A September 2018 report from the United Nations Committee on the Elimination of Racial Discrimination, published estimates of the number of people detained in Xinjiang – between tens of thousands and a million. The following month, the Chinese government finally acknowledged the existence of what it called “vocational training centers.” But he justified them as necessary to counter “terrorism” and “extremism”. The latest UN report leaves no doubt about widespread arbitrary detention. Attempts to pass off the camps as vocational or training centers are simply not credible. In addition to the possibility of goods coming directly from Xinjing being made with slave labor, this new UN report also notes “labour transfer programs” that force residents of the Xinjiang to work elsewhere in China. These transfers mean that goods produced in factories across China may be tainted with modern slavery.
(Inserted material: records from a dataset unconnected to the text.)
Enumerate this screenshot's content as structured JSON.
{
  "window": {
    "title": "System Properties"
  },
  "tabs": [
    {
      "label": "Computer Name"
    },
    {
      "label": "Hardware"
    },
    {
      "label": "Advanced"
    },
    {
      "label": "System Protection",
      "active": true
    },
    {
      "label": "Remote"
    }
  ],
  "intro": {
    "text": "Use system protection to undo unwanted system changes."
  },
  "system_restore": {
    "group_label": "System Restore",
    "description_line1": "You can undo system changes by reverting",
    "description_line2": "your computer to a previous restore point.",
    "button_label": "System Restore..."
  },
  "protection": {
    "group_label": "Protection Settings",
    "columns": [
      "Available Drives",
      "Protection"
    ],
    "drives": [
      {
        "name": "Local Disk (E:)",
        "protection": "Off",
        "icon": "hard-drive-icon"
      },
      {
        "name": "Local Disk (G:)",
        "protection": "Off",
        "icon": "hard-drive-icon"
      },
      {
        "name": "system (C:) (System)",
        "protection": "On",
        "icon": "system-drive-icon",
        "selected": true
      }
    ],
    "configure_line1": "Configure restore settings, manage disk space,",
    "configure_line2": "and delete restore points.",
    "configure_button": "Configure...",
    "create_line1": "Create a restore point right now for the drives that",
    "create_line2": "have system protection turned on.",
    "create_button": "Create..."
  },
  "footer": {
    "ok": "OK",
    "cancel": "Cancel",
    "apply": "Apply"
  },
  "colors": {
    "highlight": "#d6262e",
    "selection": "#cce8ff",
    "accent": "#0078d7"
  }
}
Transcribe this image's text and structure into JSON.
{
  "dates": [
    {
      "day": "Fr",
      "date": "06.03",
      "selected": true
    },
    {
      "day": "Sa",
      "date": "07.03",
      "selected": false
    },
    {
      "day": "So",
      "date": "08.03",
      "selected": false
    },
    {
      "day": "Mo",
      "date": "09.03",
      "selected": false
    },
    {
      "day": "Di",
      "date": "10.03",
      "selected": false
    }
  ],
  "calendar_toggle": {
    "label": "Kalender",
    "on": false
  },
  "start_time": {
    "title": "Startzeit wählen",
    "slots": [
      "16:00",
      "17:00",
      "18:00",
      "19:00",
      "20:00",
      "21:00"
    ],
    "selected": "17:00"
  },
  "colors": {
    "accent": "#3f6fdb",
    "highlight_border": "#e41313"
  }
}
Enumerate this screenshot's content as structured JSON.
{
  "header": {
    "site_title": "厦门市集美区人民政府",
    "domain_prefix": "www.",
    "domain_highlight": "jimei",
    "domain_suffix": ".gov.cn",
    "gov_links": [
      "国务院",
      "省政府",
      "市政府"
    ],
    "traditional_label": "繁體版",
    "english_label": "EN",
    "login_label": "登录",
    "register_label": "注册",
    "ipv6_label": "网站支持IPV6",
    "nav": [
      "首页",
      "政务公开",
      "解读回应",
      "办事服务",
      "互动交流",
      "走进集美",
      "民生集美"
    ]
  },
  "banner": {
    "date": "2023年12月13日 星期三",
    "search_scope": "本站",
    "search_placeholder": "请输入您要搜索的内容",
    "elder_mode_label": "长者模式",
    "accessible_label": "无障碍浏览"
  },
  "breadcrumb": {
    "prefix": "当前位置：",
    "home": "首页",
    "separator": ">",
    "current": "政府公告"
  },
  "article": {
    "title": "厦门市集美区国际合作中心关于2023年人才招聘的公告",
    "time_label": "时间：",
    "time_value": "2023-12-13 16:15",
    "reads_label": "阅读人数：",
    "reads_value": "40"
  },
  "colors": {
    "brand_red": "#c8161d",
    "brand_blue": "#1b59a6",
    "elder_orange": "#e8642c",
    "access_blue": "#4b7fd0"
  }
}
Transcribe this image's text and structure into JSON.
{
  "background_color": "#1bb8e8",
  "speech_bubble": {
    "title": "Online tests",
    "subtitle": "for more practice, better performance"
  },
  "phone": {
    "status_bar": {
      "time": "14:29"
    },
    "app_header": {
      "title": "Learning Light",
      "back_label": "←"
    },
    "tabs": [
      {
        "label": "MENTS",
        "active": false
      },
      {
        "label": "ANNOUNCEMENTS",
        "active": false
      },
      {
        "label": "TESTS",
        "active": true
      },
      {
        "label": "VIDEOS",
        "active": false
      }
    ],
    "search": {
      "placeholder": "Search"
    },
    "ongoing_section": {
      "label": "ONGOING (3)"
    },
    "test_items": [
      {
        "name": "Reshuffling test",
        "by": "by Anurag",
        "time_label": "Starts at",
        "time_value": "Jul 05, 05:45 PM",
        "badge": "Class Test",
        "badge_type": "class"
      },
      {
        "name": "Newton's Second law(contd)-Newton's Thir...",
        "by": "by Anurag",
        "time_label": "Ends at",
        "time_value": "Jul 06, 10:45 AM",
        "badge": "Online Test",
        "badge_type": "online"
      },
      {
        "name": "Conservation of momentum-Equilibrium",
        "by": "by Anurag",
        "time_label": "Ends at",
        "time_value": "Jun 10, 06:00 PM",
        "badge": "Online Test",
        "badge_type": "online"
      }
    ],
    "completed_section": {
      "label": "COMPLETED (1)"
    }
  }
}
A 2020 report by the Australian Strategic Policy Institute identified 83 Chinese and foreign companies that would benefit from using Uyghur workers outside Xinjiang. The list included adidas, Amazon, Apple, BMW, Calvin Klein, Dell, Google, H&M, Hisense, Hitachi, Huawei, Lacoste, Mercedes-Benz, Microsoft, Mitsubishi, Nike, Nintendo, Sony, Victoria’s Secret, Volkswagen and Zara.

What is the next step ?

The UN report calls on the Chinese government to release those arbitrarily detained and to investigate allegations of human rights abuses. It’s like asking a fox to guard the chicken coop. What is needed is international action and pressure to force change. The UN Human Rights Council, made up of representatives of 47 Member States, should be prompted by this report to open a thorough investigation, in accordance with the obligations of the United Nations Convention on the Prevention and Punishment of the Crime of Genocide. It should also be a catalyst for individual nations to do more to eradicate modern slavery from supply chains, ensuring that goods produced with forced labor – in China or elsewhere – cannot be imported.

It also provides a clear signal to anyone doing business with China (not just in Xinjiang) on ​​the need to exercise adequate due diligence to ensure they do not indirectly benefit from human rights abuses. , including technology companies that sell surveillance and security products to China. Until there is wider access and independent verification of working conditions in Xinjiang, companies should now assume that goods linked to this region are tainted with modern slavery.

Justine Nolan is Professor of Law and Justice and Director of the Australian Institute of Human Rights at UNSW Sydney. (This article was originally published by The Conversation.)